Optical imaging using unspecific contrast agents as well as targeted and disease-specific agents play a vital role in preclinical research. Moreover, optical imaging is on the verge of establishing itself as a clinically relevant imaging modality. Also in-vitro diagnostical procedures rely to a large degree on optical labels to report disease-specific events. Materials that fulfill the basic requirements of this market are being used today, with cyanine dyes and semiconductor quantum dots being excellent examples. Other materials are being tested in laboratories throughout the world. Design rules suitable to develop new optical labels for in-vivo near-infrared optical imaging procedures have been formulated by us, and we have developed synthesis routes that lead to nano particles with small diameter, narrow size distribution, high quantum yield, and with stable surfaces required for bioconjugation to disease-specific ligands.
Novel optical labels based on nanophosphor materials like LaPO<sub>4</sub>:Ce,Tb and CePO<sub>4</sub>:Tb-LaPO<sub>4</sub> core-shell nanophosphors
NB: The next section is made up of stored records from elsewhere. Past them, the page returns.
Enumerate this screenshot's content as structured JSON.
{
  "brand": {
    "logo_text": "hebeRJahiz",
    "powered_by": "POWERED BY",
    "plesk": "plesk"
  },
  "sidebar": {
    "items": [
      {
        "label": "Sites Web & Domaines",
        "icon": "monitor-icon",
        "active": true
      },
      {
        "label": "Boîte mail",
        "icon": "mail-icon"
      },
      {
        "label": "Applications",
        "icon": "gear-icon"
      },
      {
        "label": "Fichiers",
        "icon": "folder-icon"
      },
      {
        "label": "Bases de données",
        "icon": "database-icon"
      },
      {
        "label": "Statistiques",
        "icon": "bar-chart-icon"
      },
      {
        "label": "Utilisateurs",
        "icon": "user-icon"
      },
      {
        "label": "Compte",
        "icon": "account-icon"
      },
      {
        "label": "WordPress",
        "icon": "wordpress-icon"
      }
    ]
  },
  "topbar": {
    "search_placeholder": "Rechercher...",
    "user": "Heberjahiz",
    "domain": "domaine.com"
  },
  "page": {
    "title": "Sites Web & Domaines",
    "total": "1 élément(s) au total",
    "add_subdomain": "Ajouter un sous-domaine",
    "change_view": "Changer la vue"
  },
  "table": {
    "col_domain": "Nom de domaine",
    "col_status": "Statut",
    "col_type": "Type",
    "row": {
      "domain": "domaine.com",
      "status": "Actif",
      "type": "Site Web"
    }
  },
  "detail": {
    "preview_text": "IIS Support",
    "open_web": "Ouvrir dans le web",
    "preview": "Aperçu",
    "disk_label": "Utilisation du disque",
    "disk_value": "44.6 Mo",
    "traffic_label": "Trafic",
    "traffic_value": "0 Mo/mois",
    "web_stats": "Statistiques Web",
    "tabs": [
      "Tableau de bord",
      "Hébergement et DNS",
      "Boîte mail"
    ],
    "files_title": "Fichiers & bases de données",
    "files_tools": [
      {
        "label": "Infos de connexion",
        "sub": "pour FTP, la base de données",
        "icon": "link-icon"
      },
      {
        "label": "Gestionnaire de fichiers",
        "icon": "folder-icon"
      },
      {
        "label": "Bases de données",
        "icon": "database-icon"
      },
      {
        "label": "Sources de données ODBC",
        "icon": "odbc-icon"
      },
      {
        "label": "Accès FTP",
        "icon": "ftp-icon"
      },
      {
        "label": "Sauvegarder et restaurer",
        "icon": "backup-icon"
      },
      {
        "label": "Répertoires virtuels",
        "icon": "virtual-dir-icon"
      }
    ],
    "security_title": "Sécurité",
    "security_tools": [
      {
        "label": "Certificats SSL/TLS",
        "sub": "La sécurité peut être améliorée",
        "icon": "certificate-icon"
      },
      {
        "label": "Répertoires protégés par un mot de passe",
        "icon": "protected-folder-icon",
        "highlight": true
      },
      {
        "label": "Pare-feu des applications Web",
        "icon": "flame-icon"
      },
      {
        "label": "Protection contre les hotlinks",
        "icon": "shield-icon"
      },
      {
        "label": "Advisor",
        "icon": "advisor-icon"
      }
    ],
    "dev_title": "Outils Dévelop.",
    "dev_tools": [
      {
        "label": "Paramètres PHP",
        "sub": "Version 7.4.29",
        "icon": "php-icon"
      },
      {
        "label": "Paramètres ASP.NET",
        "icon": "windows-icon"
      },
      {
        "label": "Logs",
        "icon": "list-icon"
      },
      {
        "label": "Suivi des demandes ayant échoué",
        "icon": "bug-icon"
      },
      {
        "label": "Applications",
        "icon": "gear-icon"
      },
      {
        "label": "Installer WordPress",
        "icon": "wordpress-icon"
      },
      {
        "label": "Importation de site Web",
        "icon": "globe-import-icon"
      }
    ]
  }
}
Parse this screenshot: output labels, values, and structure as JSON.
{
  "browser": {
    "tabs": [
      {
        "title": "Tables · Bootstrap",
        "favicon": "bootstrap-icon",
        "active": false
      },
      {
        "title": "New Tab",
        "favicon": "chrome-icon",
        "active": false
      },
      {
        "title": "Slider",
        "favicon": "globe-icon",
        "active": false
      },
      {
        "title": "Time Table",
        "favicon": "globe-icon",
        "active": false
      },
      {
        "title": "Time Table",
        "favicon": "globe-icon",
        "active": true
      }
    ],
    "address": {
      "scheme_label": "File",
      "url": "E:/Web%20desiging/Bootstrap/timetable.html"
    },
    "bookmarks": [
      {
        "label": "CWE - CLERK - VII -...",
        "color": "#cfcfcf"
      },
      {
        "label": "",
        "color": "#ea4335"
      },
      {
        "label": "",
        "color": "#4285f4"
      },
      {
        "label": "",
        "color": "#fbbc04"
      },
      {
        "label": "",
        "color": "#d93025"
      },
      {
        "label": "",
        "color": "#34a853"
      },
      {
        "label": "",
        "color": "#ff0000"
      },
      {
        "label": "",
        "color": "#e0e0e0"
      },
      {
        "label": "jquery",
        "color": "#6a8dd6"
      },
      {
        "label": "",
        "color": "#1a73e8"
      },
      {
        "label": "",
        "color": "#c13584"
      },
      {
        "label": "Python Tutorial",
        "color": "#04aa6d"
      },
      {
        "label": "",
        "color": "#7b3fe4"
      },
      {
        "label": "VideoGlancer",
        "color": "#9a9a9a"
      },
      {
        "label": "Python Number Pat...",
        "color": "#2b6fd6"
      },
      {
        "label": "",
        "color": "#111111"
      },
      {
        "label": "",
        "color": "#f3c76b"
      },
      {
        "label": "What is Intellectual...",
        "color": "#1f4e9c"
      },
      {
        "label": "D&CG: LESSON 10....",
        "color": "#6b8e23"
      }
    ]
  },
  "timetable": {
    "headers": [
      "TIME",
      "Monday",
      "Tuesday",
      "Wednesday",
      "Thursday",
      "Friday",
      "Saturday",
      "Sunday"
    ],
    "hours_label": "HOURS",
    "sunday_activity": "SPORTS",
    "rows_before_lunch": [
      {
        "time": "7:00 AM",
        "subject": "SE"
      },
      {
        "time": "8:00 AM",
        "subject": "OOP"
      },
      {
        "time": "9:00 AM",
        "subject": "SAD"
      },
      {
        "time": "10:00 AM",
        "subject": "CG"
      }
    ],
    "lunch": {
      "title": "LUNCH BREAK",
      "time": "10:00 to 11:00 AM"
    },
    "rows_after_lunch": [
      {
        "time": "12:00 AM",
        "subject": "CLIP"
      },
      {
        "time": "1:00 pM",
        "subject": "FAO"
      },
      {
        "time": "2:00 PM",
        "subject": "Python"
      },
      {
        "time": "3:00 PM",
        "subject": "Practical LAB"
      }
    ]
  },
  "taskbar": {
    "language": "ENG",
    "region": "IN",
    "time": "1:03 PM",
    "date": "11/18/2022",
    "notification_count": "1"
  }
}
were presented. Core particles could be synthesised smaller than 10nm and stabilized in aqueous media. Polymer
coatings of individual nanoparticles increased long term stability and introduced functional groups of interest for
bioconjugation chemistry. A new strategy for conjugation of bioligands via His-tags was given. In feasibility studies for
in-vitro diagnostic applications these dnanophosphors featured their advantage over organic dyes. As an example the
detection of hybridization and thermal induced denaturation events of DNA strands read out by FRET processes was